On November 25, 1996, Danna Cardwell writes:
> As an editor, I edit the work of both employees and contract writers.
> Editing is, by nature, an instructional process. By telling the
> contractors how to write to meet our standards, am I crossing the
Good grief, no! The purpose of hiring a freelance writer is to create
documentation that you can use. I been a freelance writer, and hired
a freelance writer. I had very specific requirements that had to be
met. During my interviews, I indicated that I will be setting the
standards, and will be changing the material that they will create
if I deemed it necessary to satisfy my requirements. No one had a
problem with this, since this is expected. Having been a freelance
writer, I expect specific requirements from my clients so that I can
more closely meet their needs.
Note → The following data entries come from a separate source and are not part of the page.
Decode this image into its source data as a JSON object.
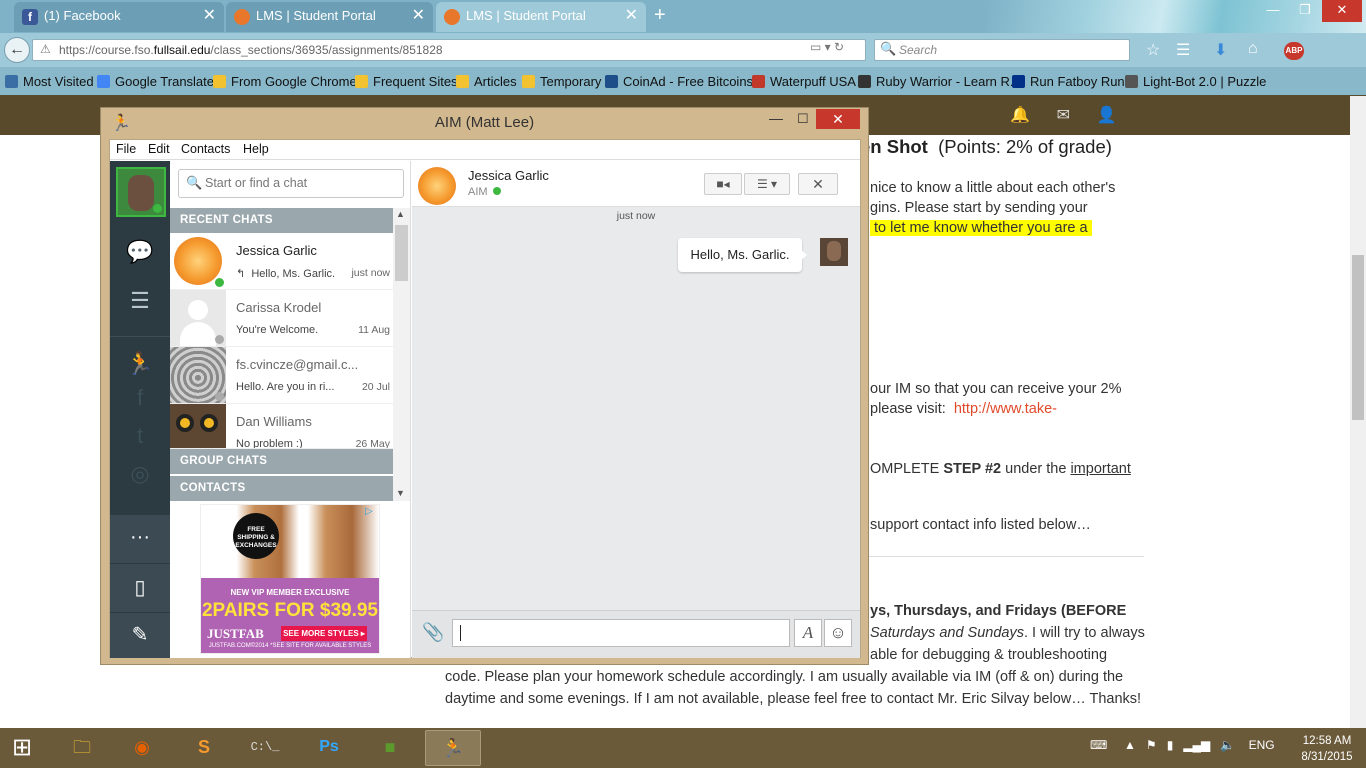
{
  "browser": {
    "tabs": [
      {
        "title": "(1) Facebook",
        "icon": "facebook-icon",
        "color": "#3b5998"
      },
      {
        "title": "LMS | Student Portal",
        "icon": "fullsail-icon",
        "color": "#e8762b"
      },
      {
        "title": "LMS | Student Portal",
        "icon": "fullsail-icon",
        "color": "#e8762b",
        "active": true
      }
    ],
    "new_tab": "+",
    "url": {
      "prefix": "https://course.fso.",
      "domain": "fullsail.edu",
      "path": "/class_sections/36935/assignments/851828"
    },
    "search_placeholder": "Search",
    "bookmarks": [
      {
        "label": "Most Visited",
        "icon": "globe-icon",
        "color": "#3a6ea5"
      },
      {
        "label": "Google Translate",
        "icon": "translate-icon",
        "color": "#4285f4"
      },
      {
        "label": "From Google Chrome",
        "icon": "folder-icon",
        "color": "#f2c230"
      },
      {
        "label": "Frequent Sites",
        "icon": "folder-icon",
        "color": "#f2c230"
      },
      {
        "label": "Articles",
        "icon": "folder-icon",
        "color": "#f2c230"
      },
      {
        "label": "Temporary",
        "icon": "folder-icon",
        "color": "#f2c230"
      },
      {
        "label": "CoinAd - Free Bitcoins",
        "icon": "coinad-icon",
        "color": "#1d4e89"
      },
      {
        "label": "Waterpuff USA",
        "icon": "waterpuff-icon",
        "color": "#c0392b"
      },
      {
        "label": "Ruby Warrior - Learn R...",
        "icon": "ruby-warrior-icon",
        "color": "#333333"
      },
      {
        "label": "Run Fatboy Run",
        "icon": "paypal-icon",
        "color": "#003087"
      },
      {
        "label": "Light-Bot 2.0 | Puzzle ...",
        "icon": "shield-icon",
        "color": "#555555"
      }
    ]
  },
  "page": {
    "title_bold": "en Shot",
    "title_rest": "(Points: 2% of grade)",
    "lines": [
      "nice to know a little about each other's",
      "gins. Please start by sending your",
      "to let me know whether you are a",
      "our IM so that you can receive your 2%",
      "please visit:",
      "http://www.take-",
      "OMPLETE",
      "STEP #2",
      "under the",
      "important",
      "support contact info listed below…",
      "ys, Thursdays, and Fridays (BEFORE",
      "Saturdays and Sundays",
      ".  I will try to always",
      "able for debugging & troubleshooting",
      "code.  Please plan your homework schedule accordingly.   I am usually available via IM (off & on) during the",
      "daytime and some evenings.  If I am not available, please feel free to contact Mr. Eric Silvay below… Thanks!"
    ]
  },
  "aim": {
    "title": "AIM (Matt Lee)",
    "menu": [
      "File",
      "Edit",
      "Contacts",
      "Help"
    ],
    "search_placeholder": "Start or find a chat",
    "sections": {
      "recent": "RECENT CHATS",
      "group": "GROUP CHATS",
      "contacts": "CONTACTS"
    },
    "chats": [
      {
        "name": "Jessica Garlic",
        "preview": "Hello, Ms. Garlic.",
        "time": "just now",
        "status": "online",
        "status_color": "#3db840",
        "avatar": "orange-avatar"
      },
      {
        "name": "Carissa Krodel",
        "preview": "You're Welcome.",
        "time": "11 Aug",
        "status": "offline",
        "status_color": "#aaaaaa",
        "avatar": "default-avatar"
      },
      {
        "name": "fs.cvincze@gmail.c...",
        "preview": "Hello. Are you in ri...",
        "time": "20 Jul",
        "status": "offline",
        "status_color": "#aaaaaa",
        "avatar": "stones-avatar"
      },
      {
        "name": "Dan Williams",
        "preview": "No problem :)",
        "time": "26 May",
        "status": "offline",
        "status_color": "#aaaaaa",
        "avatar": "owl-avatar"
      }
    ],
    "ad": {
      "badge": "FREE SHIPPING & EXCHANGES",
      "line1": "NEW VIP MEMBER EXCLUSIVE",
      "line2": "2PAIRS FOR $39.95",
      "brand": "JUSTFAB",
      "cta": "SEE MORE STYLES ▸",
      "fine": "JUSTFAB.COM©2014 *SEE SITE FOR AVAILABLE STYLES"
    },
    "conversation": {
      "name": "Jessica Garlic",
      "status": "AIM",
      "timestamp": "just now",
      "messages": [
        {
          "text": "Hello, Ms. Garlic.",
          "from": "me"
        }
      ],
      "input_value": ""
    }
  },
  "taskbar": {
    "apps": [
      "file-explorer-icon",
      "firefox-icon",
      "sublime-text-icon",
      "command-prompt-icon",
      "photoshop-icon",
      "minecraft-icon",
      "aim-icon"
    ],
    "language": "ENG",
    "time": "12:58 AM",
    "date": "8/31/2015"
  }
}
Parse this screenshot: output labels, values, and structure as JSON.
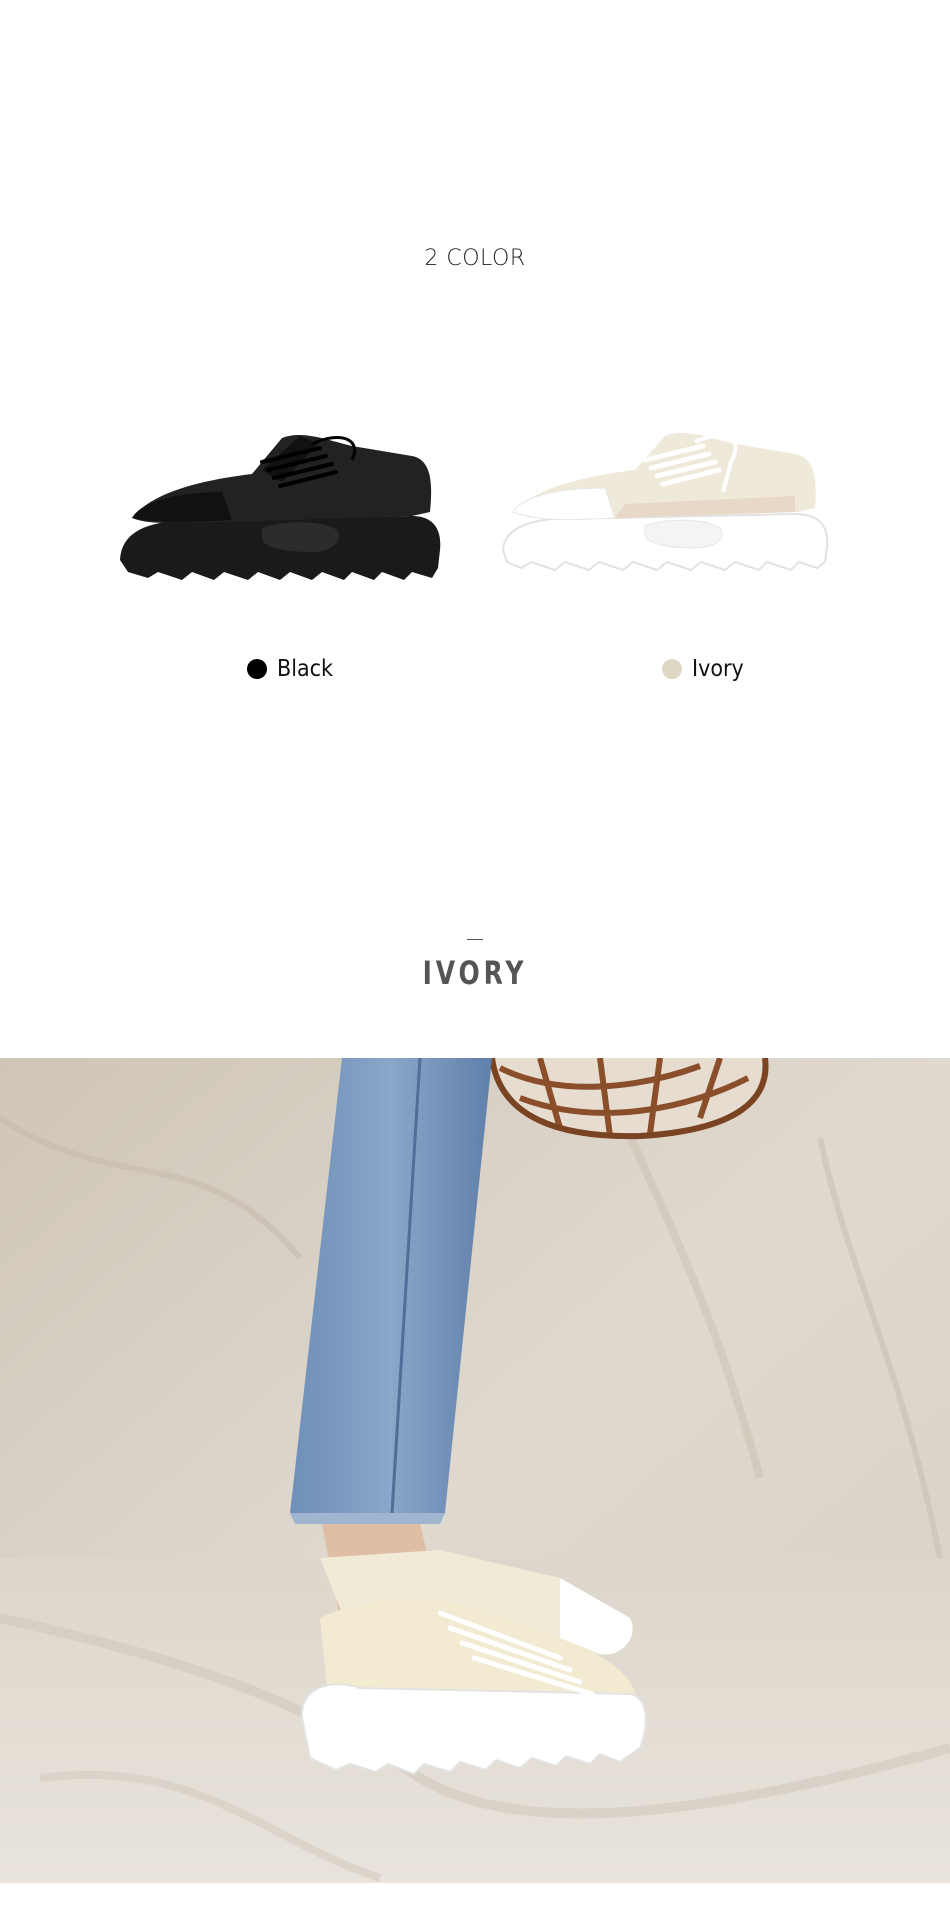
{
  "colors_section": {
    "title": "2 COLOR",
    "options": [
      {
        "label": "Black",
        "swatch": "#000000"
      },
      {
        "label": "Ivory",
        "swatch": "#ddd7c3"
      }
    ]
  },
  "detail_section": {
    "heading": "IVORY"
  },
  "photo": {
    "icon": "lifestyle-photo"
  }
}
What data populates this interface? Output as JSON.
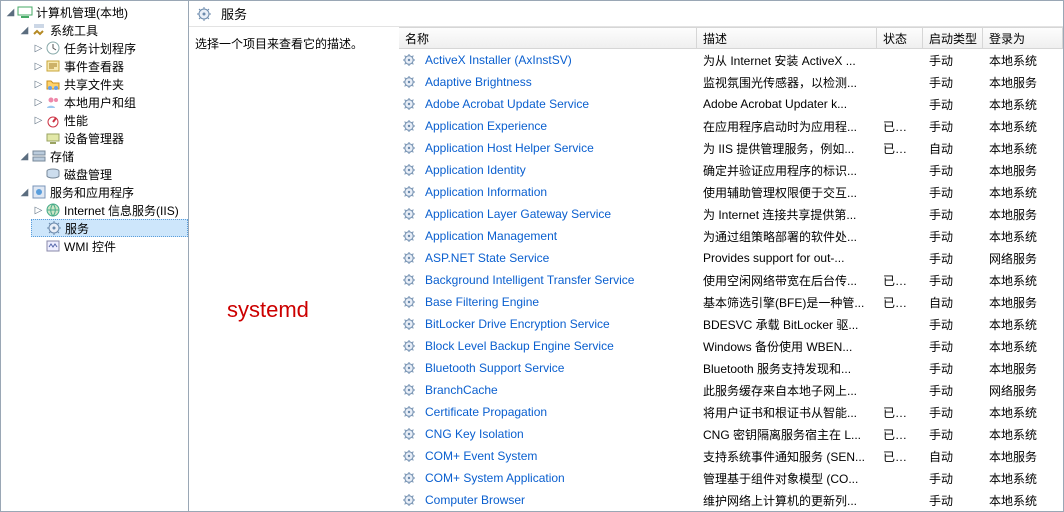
{
  "tree": {
    "root": {
      "label": "计算机管理(本地)"
    },
    "sysTools": {
      "label": "系统工具"
    },
    "taskSched": {
      "label": "任务计划程序"
    },
    "eventViewer": {
      "label": "事件查看器"
    },
    "sharedFold": {
      "label": "共享文件夹"
    },
    "localUsers": {
      "label": "本地用户和组"
    },
    "perf": {
      "label": "性能"
    },
    "devMgr": {
      "label": "设备管理器"
    },
    "storage": {
      "label": "存储"
    },
    "diskMgmt": {
      "label": "磁盘管理"
    },
    "svcApps": {
      "label": "服务和应用程序"
    },
    "iis": {
      "label": "Internet 信息服务(IIS)"
    },
    "services": {
      "label": "服务"
    },
    "wmi": {
      "label": "WMI 控件"
    }
  },
  "headerTitle": "服务",
  "detailPrompt": "选择一个项目来查看它的描述。",
  "annotation": "systemd",
  "columns": {
    "name": "名称",
    "desc": "描述",
    "status": "状态",
    "startup": "启动类型",
    "logon": "登录为"
  },
  "services": [
    {
      "name": "ActiveX Installer (AxInstSV)",
      "desc": "为从 Internet 安装 ActiveX ...",
      "status": "",
      "startup": "手动",
      "logon": "本地系统"
    },
    {
      "name": "Adaptive Brightness",
      "desc": "监视氛围光传感器，以检测...",
      "status": "",
      "startup": "手动",
      "logon": "本地服务"
    },
    {
      "name": "Adobe Acrobat Update Service",
      "desc": "Adobe Acrobat Updater k...",
      "status": "",
      "startup": "手动",
      "logon": "本地系统"
    },
    {
      "name": "Application Experience",
      "desc": "在应用程序启动时为应用程...",
      "status": "已启动",
      "startup": "手动",
      "logon": "本地系统"
    },
    {
      "name": "Application Host Helper Service",
      "desc": "为 IIS 提供管理服务，例如...",
      "status": "已启动",
      "startup": "自动",
      "logon": "本地系统"
    },
    {
      "name": "Application Identity",
      "desc": "确定并验证应用程序的标识...",
      "status": "",
      "startup": "手动",
      "logon": "本地服务"
    },
    {
      "name": "Application Information",
      "desc": "使用辅助管理权限便于交互...",
      "status": "",
      "startup": "手动",
      "logon": "本地系统"
    },
    {
      "name": "Application Layer Gateway Service",
      "desc": "为 Internet 连接共享提供第...",
      "status": "",
      "startup": "手动",
      "logon": "本地服务"
    },
    {
      "name": "Application Management",
      "desc": "为通过组策略部署的软件处...",
      "status": "",
      "startup": "手动",
      "logon": "本地系统"
    },
    {
      "name": "ASP.NET State Service",
      "desc": "Provides support for out-...",
      "status": "",
      "startup": "手动",
      "logon": "网络服务"
    },
    {
      "name": "Background Intelligent Transfer Service",
      "desc": "使用空闲网络带宽在后台传...",
      "status": "已启动",
      "startup": "手动",
      "logon": "本地系统"
    },
    {
      "name": "Base Filtering Engine",
      "desc": "基本筛选引擎(BFE)是一种管...",
      "status": "已启动",
      "startup": "自动",
      "logon": "本地服务"
    },
    {
      "name": "BitLocker Drive Encryption Service",
      "desc": "BDESVC 承载 BitLocker 驱...",
      "status": "",
      "startup": "手动",
      "logon": "本地系统"
    },
    {
      "name": "Block Level Backup Engine Service",
      "desc": "Windows 备份使用 WBEN...",
      "status": "",
      "startup": "手动",
      "logon": "本地系统"
    },
    {
      "name": "Bluetooth Support Service",
      "desc": "Bluetooth 服务支持发现和...",
      "status": "",
      "startup": "手动",
      "logon": "本地服务"
    },
    {
      "name": "BranchCache",
      "desc": "此服务缓存来自本地子网上...",
      "status": "",
      "startup": "手动",
      "logon": "网络服务"
    },
    {
      "name": "Certificate Propagation",
      "desc": "将用户证书和根证书从智能...",
      "status": "已启动",
      "startup": "手动",
      "logon": "本地系统"
    },
    {
      "name": "CNG Key Isolation",
      "desc": "CNG 密钥隔离服务宿主在 L...",
      "status": "已启动",
      "startup": "手动",
      "logon": "本地系统"
    },
    {
      "name": "COM+ Event System",
      "desc": "支持系统事件通知服务 (SEN...",
      "status": "已启动",
      "startup": "自动",
      "logon": "本地服务"
    },
    {
      "name": "COM+ System Application",
      "desc": "管理基于组件对象模型 (CO...",
      "status": "",
      "startup": "手动",
      "logon": "本地系统"
    },
    {
      "name": "Computer Browser",
      "desc": "维护网络上计算机的更新列...",
      "status": "",
      "startup": "手动",
      "logon": "本地系统"
    }
  ]
}
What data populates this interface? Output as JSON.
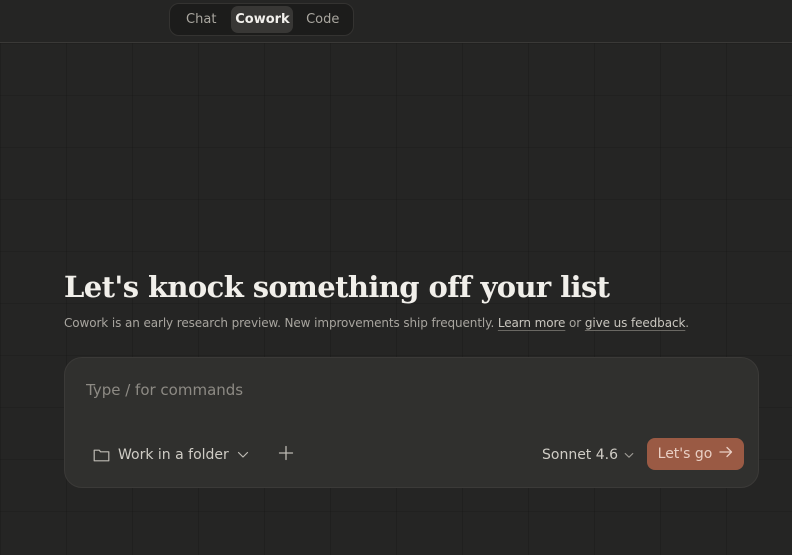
{
  "modes": {
    "tabs": [
      "Chat",
      "Cowork",
      "Code"
    ],
    "active": "Cowork"
  },
  "hero": {
    "title": "Let's knock something off your list",
    "subtitle_prefix": "Cowork is an early research preview. New improvements ship frequently. ",
    "learn_more": "Learn more",
    "or": " or ",
    "feedback": "give us feedback",
    "period": "."
  },
  "composer": {
    "placeholder": "Type / for commands",
    "value": "",
    "folder_label": "Work in a folder",
    "model": "Sonnet 4.6",
    "submit_label": "Let's go"
  },
  "icons": {
    "folder": "folder-icon",
    "chevron": "chevron-down-icon",
    "plus": "plus-icon",
    "arrow": "arrow-right-icon"
  },
  "colors": {
    "background": "#252524",
    "card": "#30302e",
    "accent": "#9a5a44"
  }
}
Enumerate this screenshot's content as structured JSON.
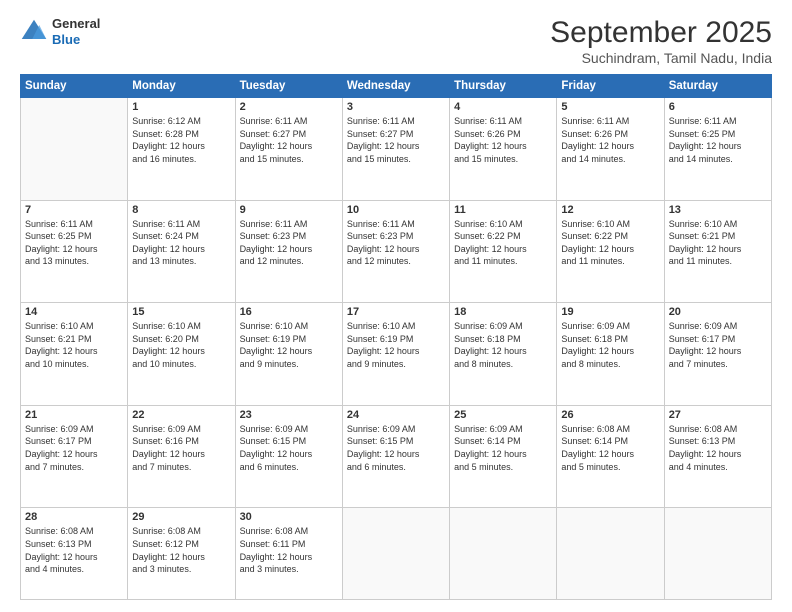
{
  "logo": {
    "line1": "General",
    "line2": "Blue"
  },
  "title": "September 2025",
  "subtitle": "Suchindram, Tamil Nadu, India",
  "days_of_week": [
    "Sunday",
    "Monday",
    "Tuesday",
    "Wednesday",
    "Thursday",
    "Friday",
    "Saturday"
  ],
  "weeks": [
    [
      {
        "num": "",
        "info": ""
      },
      {
        "num": "1",
        "info": "Sunrise: 6:12 AM\nSunset: 6:28 PM\nDaylight: 12 hours\nand 16 minutes."
      },
      {
        "num": "2",
        "info": "Sunrise: 6:11 AM\nSunset: 6:27 PM\nDaylight: 12 hours\nand 15 minutes."
      },
      {
        "num": "3",
        "info": "Sunrise: 6:11 AM\nSunset: 6:27 PM\nDaylight: 12 hours\nand 15 minutes."
      },
      {
        "num": "4",
        "info": "Sunrise: 6:11 AM\nSunset: 6:26 PM\nDaylight: 12 hours\nand 15 minutes."
      },
      {
        "num": "5",
        "info": "Sunrise: 6:11 AM\nSunset: 6:26 PM\nDaylight: 12 hours\nand 14 minutes."
      },
      {
        "num": "6",
        "info": "Sunrise: 6:11 AM\nSunset: 6:25 PM\nDaylight: 12 hours\nand 14 minutes."
      }
    ],
    [
      {
        "num": "7",
        "info": "Sunrise: 6:11 AM\nSunset: 6:25 PM\nDaylight: 12 hours\nand 13 minutes."
      },
      {
        "num": "8",
        "info": "Sunrise: 6:11 AM\nSunset: 6:24 PM\nDaylight: 12 hours\nand 13 minutes."
      },
      {
        "num": "9",
        "info": "Sunrise: 6:11 AM\nSunset: 6:23 PM\nDaylight: 12 hours\nand 12 minutes."
      },
      {
        "num": "10",
        "info": "Sunrise: 6:11 AM\nSunset: 6:23 PM\nDaylight: 12 hours\nand 12 minutes."
      },
      {
        "num": "11",
        "info": "Sunrise: 6:10 AM\nSunset: 6:22 PM\nDaylight: 12 hours\nand 11 minutes."
      },
      {
        "num": "12",
        "info": "Sunrise: 6:10 AM\nSunset: 6:22 PM\nDaylight: 12 hours\nand 11 minutes."
      },
      {
        "num": "13",
        "info": "Sunrise: 6:10 AM\nSunset: 6:21 PM\nDaylight: 12 hours\nand 11 minutes."
      }
    ],
    [
      {
        "num": "14",
        "info": "Sunrise: 6:10 AM\nSunset: 6:21 PM\nDaylight: 12 hours\nand 10 minutes."
      },
      {
        "num": "15",
        "info": "Sunrise: 6:10 AM\nSunset: 6:20 PM\nDaylight: 12 hours\nand 10 minutes."
      },
      {
        "num": "16",
        "info": "Sunrise: 6:10 AM\nSunset: 6:19 PM\nDaylight: 12 hours\nand 9 minutes."
      },
      {
        "num": "17",
        "info": "Sunrise: 6:10 AM\nSunset: 6:19 PM\nDaylight: 12 hours\nand 9 minutes."
      },
      {
        "num": "18",
        "info": "Sunrise: 6:09 AM\nSunset: 6:18 PM\nDaylight: 12 hours\nand 8 minutes."
      },
      {
        "num": "19",
        "info": "Sunrise: 6:09 AM\nSunset: 6:18 PM\nDaylight: 12 hours\nand 8 minutes."
      },
      {
        "num": "20",
        "info": "Sunrise: 6:09 AM\nSunset: 6:17 PM\nDaylight: 12 hours\nand 7 minutes."
      }
    ],
    [
      {
        "num": "21",
        "info": "Sunrise: 6:09 AM\nSunset: 6:17 PM\nDaylight: 12 hours\nand 7 minutes."
      },
      {
        "num": "22",
        "info": "Sunrise: 6:09 AM\nSunset: 6:16 PM\nDaylight: 12 hours\nand 7 minutes."
      },
      {
        "num": "23",
        "info": "Sunrise: 6:09 AM\nSunset: 6:15 PM\nDaylight: 12 hours\nand 6 minutes."
      },
      {
        "num": "24",
        "info": "Sunrise: 6:09 AM\nSunset: 6:15 PM\nDaylight: 12 hours\nand 6 minutes."
      },
      {
        "num": "25",
        "info": "Sunrise: 6:09 AM\nSunset: 6:14 PM\nDaylight: 12 hours\nand 5 minutes."
      },
      {
        "num": "26",
        "info": "Sunrise: 6:08 AM\nSunset: 6:14 PM\nDaylight: 12 hours\nand 5 minutes."
      },
      {
        "num": "27",
        "info": "Sunrise: 6:08 AM\nSunset: 6:13 PM\nDaylight: 12 hours\nand 4 minutes."
      }
    ],
    [
      {
        "num": "28",
        "info": "Sunrise: 6:08 AM\nSunset: 6:13 PM\nDaylight: 12 hours\nand 4 minutes."
      },
      {
        "num": "29",
        "info": "Sunrise: 6:08 AM\nSunset: 6:12 PM\nDaylight: 12 hours\nand 3 minutes."
      },
      {
        "num": "30",
        "info": "Sunrise: 6:08 AM\nSunset: 6:11 PM\nDaylight: 12 hours\nand 3 minutes."
      },
      {
        "num": "",
        "info": ""
      },
      {
        "num": "",
        "info": ""
      },
      {
        "num": "",
        "info": ""
      },
      {
        "num": "",
        "info": ""
      }
    ]
  ]
}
It can be frustrating to have to keep
guessing what the client wants, and then having to redo it multiple
times because there was no communication.
If a freelancer refused to allow you to set your own standards, or
got huffy because you decided to change their material (of course,
assuming you know what you are doing), then this freelancer is not
a very good contractor.
Also, if the freelancer is working at your site or a client site, it
is to be expected that the freelancer will conform with the dress code
and cultural requirements of the site. These should be specified before
any contract is signed. If the freelancer had difficulty with this,
then you may need to reconsider whether this person will be a good
fit with the rest of your team.
You are the one paying the freelancer. You have the right to expect
to receive what you require, if you communicate it to the freelancer.
Sr. Technical Writer
alisa -dot- dean -at- mci -dot- com